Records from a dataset
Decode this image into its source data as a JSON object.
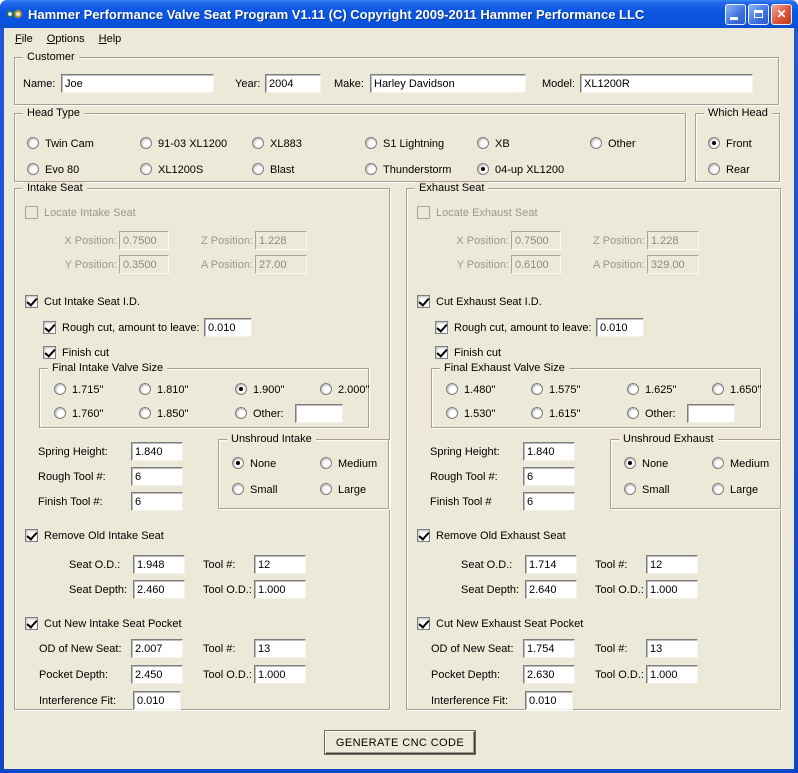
{
  "window": {
    "title": "Hammer Performance Valve Seat Program V1.11 (C) Copyright 2009-2011 Hammer Performance LLC",
    "menu": {
      "file": "File",
      "options": "Options",
      "help": "Help"
    }
  },
  "customer": {
    "legend": "Customer",
    "name_label": "Name:",
    "name_value": "Joe",
    "year_label": "Year:",
    "year_value": "2004",
    "make_label": "Make:",
    "make_value": "Harley Davidson",
    "model_label": "Model:",
    "model_value": "XL1200R"
  },
  "head_type": {
    "legend": "Head Type",
    "row1": [
      "Twin Cam",
      "91-03 XL1200",
      "XL883",
      "S1 Lightning",
      "XB",
      "Other"
    ],
    "row2": [
      "Evo 80",
      "XL1200S",
      "Blast",
      "Thunderstorm",
      "04-up XL1200"
    ],
    "selected": "04-up XL1200"
  },
  "which_head": {
    "legend": "Which Head",
    "options": [
      "Front",
      "Rear"
    ],
    "selected": "Front"
  },
  "intake": {
    "legend": "Intake Seat",
    "locate": {
      "checkbox_label": "Locate Intake Seat",
      "checked": false,
      "enabled": false,
      "x_label": "X Position:",
      "x_value": "0.7500",
      "z_label": "Z Position:",
      "z_value": "1.228",
      "y_label": "Y Position:",
      "y_value": "0.3500",
      "a_label": "A Position:",
      "a_value": "27.00"
    },
    "cut_seat_id": {
      "checkbox_label": "Cut Intake Seat I.D.",
      "checked": true,
      "rough_cut_label": "Rough cut, amount to leave:",
      "rough_cut_checked": true,
      "rough_cut_value": "0.010",
      "finish_cut_label": "Finish cut",
      "finish_cut_checked": true
    },
    "valve_size": {
      "legend": "Final Intake Valve Size",
      "row1": [
        "1.715\"",
        "1.810\"",
        "1.900\"",
        "2.000\""
      ],
      "row2": [
        "1.760\"",
        "1.850\""
      ],
      "other_label": "Other:",
      "other_value": "",
      "selected": "1.900\""
    },
    "spring_height_label": "Spring Height:",
    "spring_height_value": "1.840",
    "rough_tool_label": "Rough Tool #:",
    "rough_tool_value": "6",
    "finish_tool_label": "Finish Tool #:",
    "finish_tool_value": "6",
    "unshroud": {
      "legend": "Unshroud Intake",
      "options": [
        "None",
        "Medium",
        "Small",
        "Large"
      ],
      "selected": "None"
    },
    "remove_old": {
      "checkbox_label": "Remove Old Intake Seat",
      "checked": true,
      "seat_od_label": "Seat O.D.:",
      "seat_od_value": "1.948",
      "tool_num_label": "Tool #:",
      "tool_num_value": "12",
      "seat_depth_label": "Seat Depth:",
      "seat_depth_value": "2.460",
      "tool_od_label": "Tool O.D.:",
      "tool_od_value": "1.000"
    },
    "new_pocket": {
      "checkbox_label": "Cut New Intake Seat Pocket",
      "checked": true,
      "od_label": "OD of New Seat:",
      "od_value": "2.007",
      "tool_num_label": "Tool #:",
      "tool_num_value": "13",
      "depth_label": "Pocket Depth:",
      "depth_value": "2.450",
      "tool_od_label": "Tool O.D.:",
      "tool_od_value": "1.000",
      "fit_label": "Interference Fit:",
      "fit_value": "0.010"
    }
  },
  "exhaust": {
    "legend": "Exhaust Seat",
    "locate": {
      "checkbox_label": "Locate Exhaust Seat",
      "checked": false,
      "enabled": false,
      "x_label": "X Position:",
      "x_value": "0.7500",
      "z_label": "Z Position:",
      "z_value": "1.228",
      "y_label": "Y Position:",
      "y_value": "0.6100",
      "a_label": "A Position:",
      "a_value": "329.00"
    },
    "cut_seat_id": {
      "checkbox_label": "Cut Exhaust Seat I.D.",
      "checked": true,
      "rough_cut_label": "Rough cut, amount to leave:",
      "rough_cut_checked": true,
      "rough_cut_value": "0.010",
      "finish_cut_label": "Finish cut",
      "finish_cut_checked": true
    },
    "valve_size": {
      "legend": "Final Exhaust Valve Size",
      "row1": [
        "1.480\"",
        "1.575\"",
        "1.625\"",
        "1.650\""
      ],
      "row2": [
        "1.530\"",
        "1.615\""
      ],
      "other_label": "Other:",
      "other_value": "",
      "selected": ""
    },
    "spring_height_label": "Spring Height:",
    "spring_height_value": "1.840",
    "rough_tool_label": "Rough Tool #:",
    "rough_tool_value": "6",
    "finish_tool_label": "Finish Tool #",
    "finish_tool_value": "6",
    "unshroud": {
      "legend": "Unshroud Exhaust",
      "options": [
        "None",
        "Medium",
        "Small",
        "Large"
      ],
      "selected": "None"
    },
    "remove_old": {
      "checkbox_label": "Remove Old Exhaust Seat",
      "checked": true,
      "seat_od_label": "Seat O.D.:",
      "seat_od_value": "1.714",
      "tool_num_label": "Tool #:",
      "tool_num_value": "12",
      "seat_depth_label": "Seat Depth:",
      "seat_depth_value": "2.640",
      "tool_od_label": "Tool O.D.:",
      "tool_od_value": "1.000"
    },
    "new_pocket": {
      "checkbox_label": "Cut New Exhaust Seat Pocket",
      "checked": true,
      "od_label": "OD of New Seat:",
      "od_value": "1.754",
      "tool_num_label": "Tool #:",
      "tool_num_value": "13",
      "depth_label": "Pocket Depth:",
      "depth_value": "2.630",
      "tool_od_label": "Tool O.D.:",
      "tool_od_value": "1.000",
      "fit_label": "Interference Fit:",
      "fit_value": "0.010"
    }
  },
  "generate_button_label": "GENERATE CNC CODE"
}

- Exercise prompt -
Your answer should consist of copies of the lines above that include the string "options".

- Exercise output -
      "options": "Options",
    "options": [
      "options": [
      "options": [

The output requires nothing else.